Skip to Main Content


Skip Nav Destination



Brief Definitive Report

Modulation of orexin and its effects on sleep/wakefulness affect amyloid-β pathology in the brain of mouse models for Alzheimer’s disease.

Adult T cell leukemia/lymphoma (ATLL) is an aggressive malignancy without a cure. Louis Staudt and colleagues identified gain-of-function mutations in the chemokine receptor CCR4 in ATLL patient samples. The mutations increased cell migration and conferred a growth advantage in ATLL cells. The findings implicate CCR4 mutations in the pathogenesis of ATLL and suggest that inhibition of CCR4 signaling may provide therapeutic potential.

Dendritic cell–derived thromboxane A2 (TXA2) limits T cell activation by inhibiting interactions between T cells and dendritic cells.

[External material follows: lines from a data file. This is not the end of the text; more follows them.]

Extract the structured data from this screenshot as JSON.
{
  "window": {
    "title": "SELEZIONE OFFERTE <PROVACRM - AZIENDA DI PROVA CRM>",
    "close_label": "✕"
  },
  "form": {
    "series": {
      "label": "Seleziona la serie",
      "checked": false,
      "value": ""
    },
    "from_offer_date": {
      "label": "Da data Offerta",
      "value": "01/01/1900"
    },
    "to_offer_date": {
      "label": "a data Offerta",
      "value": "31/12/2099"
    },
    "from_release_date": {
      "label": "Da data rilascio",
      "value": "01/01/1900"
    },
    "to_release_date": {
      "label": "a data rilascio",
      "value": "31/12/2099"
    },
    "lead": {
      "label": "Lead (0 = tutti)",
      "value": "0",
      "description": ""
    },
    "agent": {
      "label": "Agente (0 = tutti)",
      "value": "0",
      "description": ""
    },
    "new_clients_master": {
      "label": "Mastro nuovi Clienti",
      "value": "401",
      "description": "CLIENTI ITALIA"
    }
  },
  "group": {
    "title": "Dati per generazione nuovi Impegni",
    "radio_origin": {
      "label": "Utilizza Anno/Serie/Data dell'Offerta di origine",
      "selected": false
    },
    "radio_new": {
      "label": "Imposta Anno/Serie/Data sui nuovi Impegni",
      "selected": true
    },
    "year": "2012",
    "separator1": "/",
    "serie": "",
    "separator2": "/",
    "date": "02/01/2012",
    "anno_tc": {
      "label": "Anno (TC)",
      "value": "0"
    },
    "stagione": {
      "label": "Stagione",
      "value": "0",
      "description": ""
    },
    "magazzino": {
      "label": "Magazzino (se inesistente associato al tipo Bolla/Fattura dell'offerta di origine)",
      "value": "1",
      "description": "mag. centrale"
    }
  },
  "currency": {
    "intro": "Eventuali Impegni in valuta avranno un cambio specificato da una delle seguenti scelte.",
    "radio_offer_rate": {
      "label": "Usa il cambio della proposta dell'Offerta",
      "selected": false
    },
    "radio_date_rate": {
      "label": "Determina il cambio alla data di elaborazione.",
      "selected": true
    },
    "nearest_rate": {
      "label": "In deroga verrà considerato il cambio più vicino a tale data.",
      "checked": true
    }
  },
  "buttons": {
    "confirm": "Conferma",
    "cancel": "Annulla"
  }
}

Moalli et al., from the University of Bern, now show that the effect of TXA2 is selective for low-avidity T cells, perhaps as a way to boost the overall quality of immune responses.

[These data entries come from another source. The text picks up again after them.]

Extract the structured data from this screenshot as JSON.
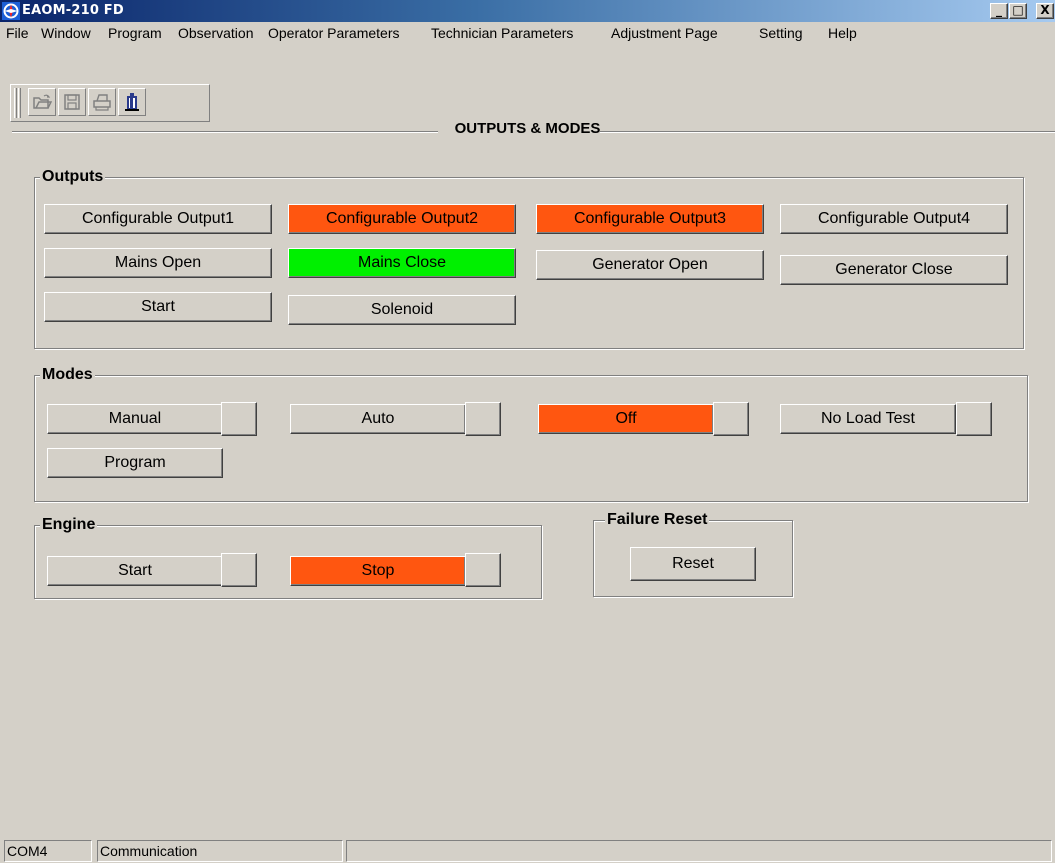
{
  "window": {
    "title": "EAOM-210 FD",
    "minimize_glyph": "_",
    "maximize_glyph": "□",
    "close_glyph": "X"
  },
  "menu": [
    "File",
    "Window",
    "Program",
    "Observation",
    "Operator Parameters",
    "Technician Parameters",
    "Adjustment Page",
    "Setting",
    "Help"
  ],
  "toolbar": {
    "icons": [
      "open-folder-icon",
      "save-disk-icon",
      "print-icon",
      "exit-door-icon"
    ]
  },
  "page": {
    "title": "OUTPUTS & MODES"
  },
  "outputs": {
    "label": "Outputs",
    "buttons": [
      {
        "label": "Configurable Output1",
        "state": "off"
      },
      {
        "label": "Configurable Output2",
        "state": "active-red"
      },
      {
        "label": "Configurable Output3",
        "state": "active-red"
      },
      {
        "label": "Configurable Output4",
        "state": "off"
      },
      {
        "label": "Mains Open",
        "state": "off"
      },
      {
        "label": "Mains Close",
        "state": "active-green"
      },
      {
        "label": "Generator Open",
        "state": "off"
      },
      {
        "label": "Generator Close",
        "state": "off"
      },
      {
        "label": "Start",
        "state": "off"
      },
      {
        "label": "Solenoid",
        "state": "off"
      }
    ]
  },
  "modes": {
    "label": "Modes",
    "buttons": [
      {
        "label": "Manual",
        "state": "off"
      },
      {
        "label": "Auto",
        "state": "off"
      },
      {
        "label": "Off",
        "state": "active-red"
      },
      {
        "label": "No Load Test",
        "state": "off"
      },
      {
        "label": "Program",
        "state": "off"
      }
    ]
  },
  "engine": {
    "label": "Engine",
    "buttons": [
      {
        "label": "Start",
        "state": "off"
      },
      {
        "label": "Stop",
        "state": "active-red"
      }
    ]
  },
  "failure_reset": {
    "label": "Failure Reset",
    "button": "Reset"
  },
  "statusbar": {
    "port": "COM4",
    "status": "Communication",
    "extra": ""
  },
  "colors": {
    "active_red": "#ff5610",
    "active_green": "#00f000",
    "face": "#d4d0c8"
  }
}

Kennedy et al. identify a mutation in coiled-coil domain containing protein 88b (Ccdc88b) that confers protection against lethal neuroinflammation during experimental cerebral malaria. CCDC88B is expressed in immune cells and regulates T cell maturation and effector functions. In humans, the CCDC88B gene maps to a locus associated with susceptibility to several inflammatory and autoimmune disorders.

Lucas et al. identify humans with a gain-of-function mutation in PIK3R1, encoding the p85α subunit of PI3K. The splice site mutation causes in-frame skipping of exon 11, resulting in altered p85α association with p110δ that stabilizes the catalytic subunit but fails to properly inhibit catalytic activity. The patients have immunodeficiency and lymphoproliferation with skewing of CD8+ T cells toward terminally differentiated and senescent effector cells that have shortened telomeres.

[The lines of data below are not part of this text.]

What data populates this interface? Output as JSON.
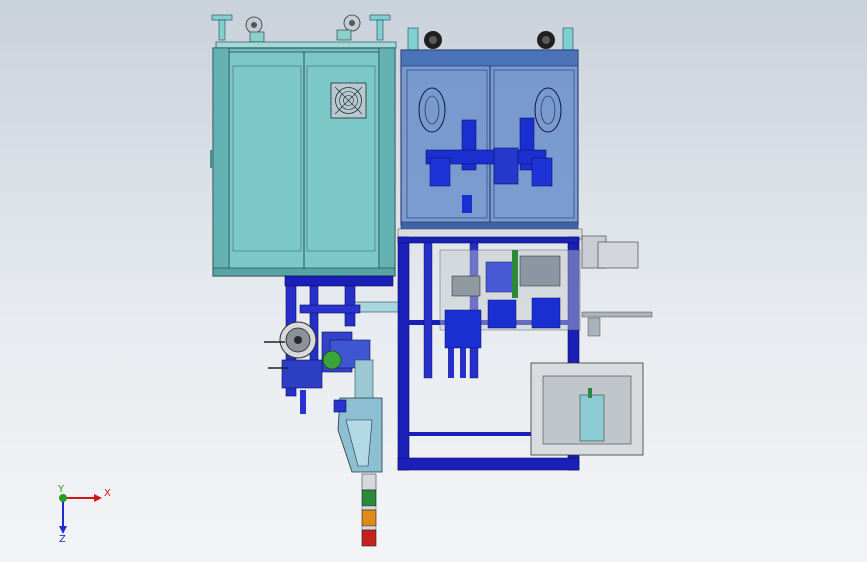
{
  "triad": {
    "x_label": "X",
    "y_label": "Y",
    "z_label": "Z"
  },
  "colors": {
    "background_top": "#c9d1db",
    "background_bottom": "#f3f4f6",
    "cabinet_teal": "#6fbfc0",
    "frame_blue": "#1a1fb8",
    "glass_blue": "#5b84c8",
    "light_gray": "#d9dde1",
    "axis_x": "#d01818",
    "axis_y": "#22a022",
    "axis_z": "#1a2fd0",
    "tower_green": "#2a8a3a",
    "tower_amber": "#e08a1a",
    "tower_red": "#c81f1f"
  }
}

Zhang et al. show that DOCK8-deficient T and NK cells develop cell and nuclear shape abnormalities that do not impair chemotaxis but contribute to a form of cell death they term cytothripsis. Cytothripsis of DOCK8-deficient cells prevents the generation of long-lived skin-resident memory CD8 T cells resulting in impaired immune response to skin infection.

Joao Pereira and colleagues at Yale University show that B cell egress from bone marrow is a passive process, similar to that of red blood cells. Immature B cells that approached bone marrow sinusoids decreased their expression of CXCR4 and rounded up, allowing them to be passively swept away.

Using pharmacological activation and genetic ablation of β2-adrenergic receptors (β2ARs) in mice, Nakai et al. show that β2ARs expressed on lymphocytes can regulate egress of these cells from lymph nodes, while altering the responsiveness of chemokine receptors CCR7 and CXCR4. They identify that β2ARs can physically interact with these chemokine receptors. And, in mouse models of T cell–mediated inflammation, β2AR-mediated signals are shown to inhibit trafficking of antigen-primed T cells, reducing their numbers in inflamed peripheral tissues.

Godfrey, Rossjohn, and colleagues define a population of T cells in healthy humans that express T cell receptors (TCRs) comprised of δ variable gene segments fused to α joining and constant domains and paired with a variety of TCR-β chains. Functional and structural analyses reveal how components of αβ and γδ TCR gene loci combine to create T cells with unique patterns of antigen recognition.

Enhanced polycomb complex protein Bmi1 expression in adult stem cells of the skeletal muscle leads to improved muscle function in a model of Duchenne Muscular Dystrophy via metallothionein1-mediated protection from oxidative stress.

The adaptor protein Tespa1 negatively regulates mast cell activation, including cytokine production and degranulation. Mice lacking Tespa1 have exaggerated responses in mast cell–dependent inflammation models, including anaphylaxis and allergic inflammation.

Gao et al. show that E-box proteins dampen the generation and function of Foxp3+ regulatory T cells in part by inhibiting IL-2Rα expression and IL-2 responsiveness.

Gundula Min-Oo and Lewis Lanier show that memory NK cells generated during MCMV infection respond poorly to cytokines generated during heterologous viral or bacterial infection, as compared with naïve NK cells.


Close Modal

or Create an Account

Close Modal
Close Modal